After a long deer season, most hunters are ready for a break. Hunters like myself consider deer season a year-round event. The preparations made during the preseason are typically your biggest advantage.
To be honest, this is the first deer season that I couldn't wait to be over. I'm not sure if it was just bad luck, burnt out spots or because of a lack of preparation. I missed the first three weeks of bow season because I was out of town. I also was too busy to clear out all of my stand locations and trail systems, so I was off to a rough start from the word go. To combat this issue in the future, I'm going to leave my girlfriend. Just kidding, I'm going to do as I should have done last winter. There is plenty of time for the most strapped hunter to get their stand sites prepared. The trick is to plan ahead. You also have the opportunity to move stands to new travel routes.

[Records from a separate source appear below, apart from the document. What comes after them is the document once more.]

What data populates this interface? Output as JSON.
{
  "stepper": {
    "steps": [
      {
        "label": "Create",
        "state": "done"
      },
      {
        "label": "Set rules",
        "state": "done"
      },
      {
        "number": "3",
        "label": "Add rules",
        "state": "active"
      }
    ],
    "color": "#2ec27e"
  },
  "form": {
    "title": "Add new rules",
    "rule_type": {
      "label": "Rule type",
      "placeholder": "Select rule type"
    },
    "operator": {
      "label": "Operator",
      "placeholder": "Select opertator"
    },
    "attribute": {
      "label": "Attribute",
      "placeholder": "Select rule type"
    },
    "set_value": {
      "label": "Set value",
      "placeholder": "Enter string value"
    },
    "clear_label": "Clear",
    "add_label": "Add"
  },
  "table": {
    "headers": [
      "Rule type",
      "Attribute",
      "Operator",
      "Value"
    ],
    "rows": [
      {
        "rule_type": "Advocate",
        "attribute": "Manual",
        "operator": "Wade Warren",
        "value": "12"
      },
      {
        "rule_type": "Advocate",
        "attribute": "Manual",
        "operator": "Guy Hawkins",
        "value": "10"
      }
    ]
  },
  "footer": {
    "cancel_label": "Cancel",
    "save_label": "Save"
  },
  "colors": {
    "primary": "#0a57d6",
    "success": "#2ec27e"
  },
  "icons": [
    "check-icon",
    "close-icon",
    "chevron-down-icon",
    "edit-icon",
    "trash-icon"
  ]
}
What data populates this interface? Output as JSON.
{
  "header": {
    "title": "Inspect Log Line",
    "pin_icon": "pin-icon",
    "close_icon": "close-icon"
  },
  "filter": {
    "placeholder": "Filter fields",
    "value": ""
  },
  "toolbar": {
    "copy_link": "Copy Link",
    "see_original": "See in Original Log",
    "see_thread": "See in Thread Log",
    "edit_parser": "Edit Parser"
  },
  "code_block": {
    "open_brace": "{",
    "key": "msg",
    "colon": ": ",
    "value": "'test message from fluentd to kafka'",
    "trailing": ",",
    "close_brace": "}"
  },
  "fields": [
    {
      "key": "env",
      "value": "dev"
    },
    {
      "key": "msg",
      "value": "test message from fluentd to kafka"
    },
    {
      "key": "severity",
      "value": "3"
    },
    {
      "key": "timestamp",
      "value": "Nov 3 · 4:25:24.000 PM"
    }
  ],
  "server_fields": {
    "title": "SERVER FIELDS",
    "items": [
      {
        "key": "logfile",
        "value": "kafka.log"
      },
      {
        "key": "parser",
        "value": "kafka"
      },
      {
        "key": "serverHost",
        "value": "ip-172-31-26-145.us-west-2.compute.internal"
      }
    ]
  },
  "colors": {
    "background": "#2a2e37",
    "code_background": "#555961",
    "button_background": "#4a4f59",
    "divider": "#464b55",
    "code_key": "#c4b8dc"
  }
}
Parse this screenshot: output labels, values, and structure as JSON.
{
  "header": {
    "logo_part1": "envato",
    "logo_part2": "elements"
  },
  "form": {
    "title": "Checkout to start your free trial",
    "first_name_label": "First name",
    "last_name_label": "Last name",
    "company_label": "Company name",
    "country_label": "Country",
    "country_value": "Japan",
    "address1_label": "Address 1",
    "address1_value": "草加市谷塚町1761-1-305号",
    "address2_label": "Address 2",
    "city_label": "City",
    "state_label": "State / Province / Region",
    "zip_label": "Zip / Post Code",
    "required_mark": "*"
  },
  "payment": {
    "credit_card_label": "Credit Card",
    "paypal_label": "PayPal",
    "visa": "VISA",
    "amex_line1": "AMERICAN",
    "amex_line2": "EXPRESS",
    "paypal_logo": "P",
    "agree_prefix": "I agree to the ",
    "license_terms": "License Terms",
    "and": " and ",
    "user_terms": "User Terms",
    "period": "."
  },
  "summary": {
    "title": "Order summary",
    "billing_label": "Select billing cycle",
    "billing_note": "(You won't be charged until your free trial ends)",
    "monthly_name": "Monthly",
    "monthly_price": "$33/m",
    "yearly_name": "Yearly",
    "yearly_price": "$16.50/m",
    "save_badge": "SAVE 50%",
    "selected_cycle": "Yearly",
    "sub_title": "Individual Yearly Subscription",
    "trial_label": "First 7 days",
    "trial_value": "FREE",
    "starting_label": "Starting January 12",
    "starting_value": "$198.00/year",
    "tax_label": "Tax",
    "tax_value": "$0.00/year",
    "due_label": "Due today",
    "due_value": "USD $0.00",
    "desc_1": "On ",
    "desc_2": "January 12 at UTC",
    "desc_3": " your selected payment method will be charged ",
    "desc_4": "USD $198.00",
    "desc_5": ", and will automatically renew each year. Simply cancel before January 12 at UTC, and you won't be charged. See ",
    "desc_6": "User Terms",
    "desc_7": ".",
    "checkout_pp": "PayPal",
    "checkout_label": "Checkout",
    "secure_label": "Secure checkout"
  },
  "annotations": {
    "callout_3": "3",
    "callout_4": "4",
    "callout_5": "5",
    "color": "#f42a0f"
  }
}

I have been hunting the same stand sites for several years now. It only takes a few years for deer to avoid an area because of your presence. They create new trails that take them away from your setup. There is no exact time limit or guarantee that a stand site will ever burn out. Some stands will produce year after year, while others will experience a decrease in activity after the first year of use. When you see this happening, you need to move or add new stand sites. I pay attention to trails showing signs of heavy use that have no stand on them. I keep them in mind, and when season is over, I get to work. You don't want to move stands mid season because it can take some time for the deer to acclimate to a new object in their core area. It is best to move them now being that you have to go loosen the straps on them any way, and it doesn't matter if you spook the deer while doing it.